• _Record excerpts_
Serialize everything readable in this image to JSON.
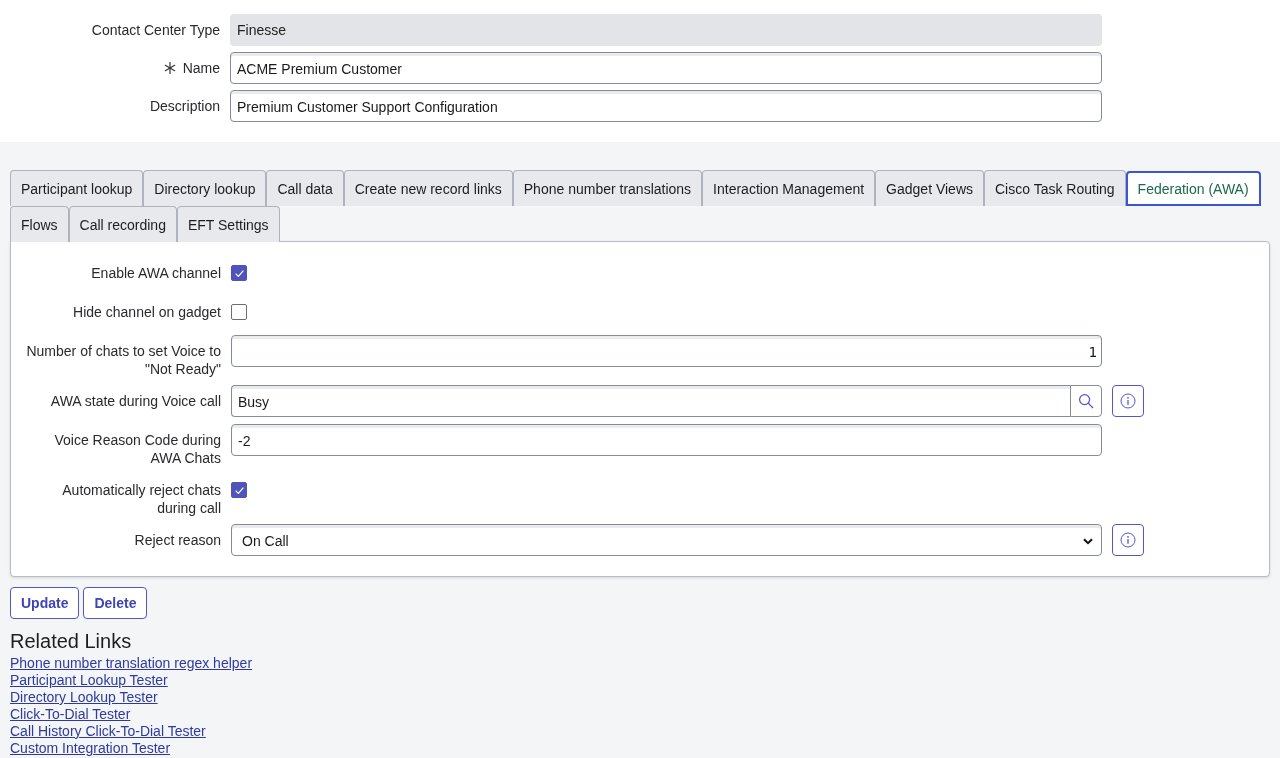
{
  "header_fields": [
    {
      "kind": "readonly",
      "label": "Contact Center Type",
      "value": "Finesse",
      "required": false
    },
    {
      "kind": "text",
      "label": "Name",
      "value": "ACME Premium Customer",
      "required": true
    },
    {
      "kind": "text",
      "label": "Description",
      "value": "Premium Customer Support Configuration",
      "required": false
    }
  ],
  "tabs": [
    {
      "label": "Participant lookup",
      "selected": false
    },
    {
      "label": "Directory lookup",
      "selected": false
    },
    {
      "label": "Call data",
      "selected": false
    },
    {
      "label": "Create new record links",
      "selected": false
    },
    {
      "label": "Phone number translations",
      "selected": false
    },
    {
      "label": "Interaction Management",
      "selected": false
    },
    {
      "label": "Gadget Views",
      "selected": false
    },
    {
      "label": "Cisco Task Routing",
      "selected": false
    },
    {
      "label": "Federation (AWA)",
      "selected": true
    },
    {
      "label": "Flows",
      "selected": false
    },
    {
      "label": "Call recording",
      "selected": false
    },
    {
      "label": "EFT Settings",
      "selected": false
    }
  ],
  "panel": {
    "rows": [
      {
        "kind": "checkbox",
        "label": "Enable AWA channel",
        "checked": true
      },
      {
        "kind": "checkbox",
        "label": "Hide channel on gadget",
        "checked": false
      },
      {
        "kind": "number",
        "label": "Number of chats to set Voice to \"Not Ready\"",
        "value": "1"
      },
      {
        "kind": "lookup",
        "label": "AWA state during Voice call",
        "value": "Busy",
        "info": true
      },
      {
        "kind": "text",
        "label": "Voice Reason Code during AWA Chats",
        "value": "-2"
      },
      {
        "kind": "checkbox",
        "label": "Automatically reject chats during call",
        "checked": true
      },
      {
        "kind": "select",
        "label": "Reject reason",
        "value": "On Call",
        "info": true
      }
    ]
  },
  "buttons": [
    "Update",
    "Delete"
  ],
  "related_links": {
    "title": "Related Links",
    "links": [
      "Phone number translation regex helper",
      "Participant Lookup Tester",
      "Directory Lookup Tester",
      "Click-To-Dial Tester",
      "Call History Click-To-Dial Tester",
      "Custom Integration Tester"
    ]
  }
}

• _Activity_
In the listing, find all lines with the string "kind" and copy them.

• _Output for this exercise_
      "kind": "readonly",
      "kind": "text",
      "kind": "text",
        "kind": "checkbox",
        "kind": "checkbox",
        "kind": "number",
        "kind": "lookup",
        "kind": "text",
        "kind": "checkbox",
        "kind": "select",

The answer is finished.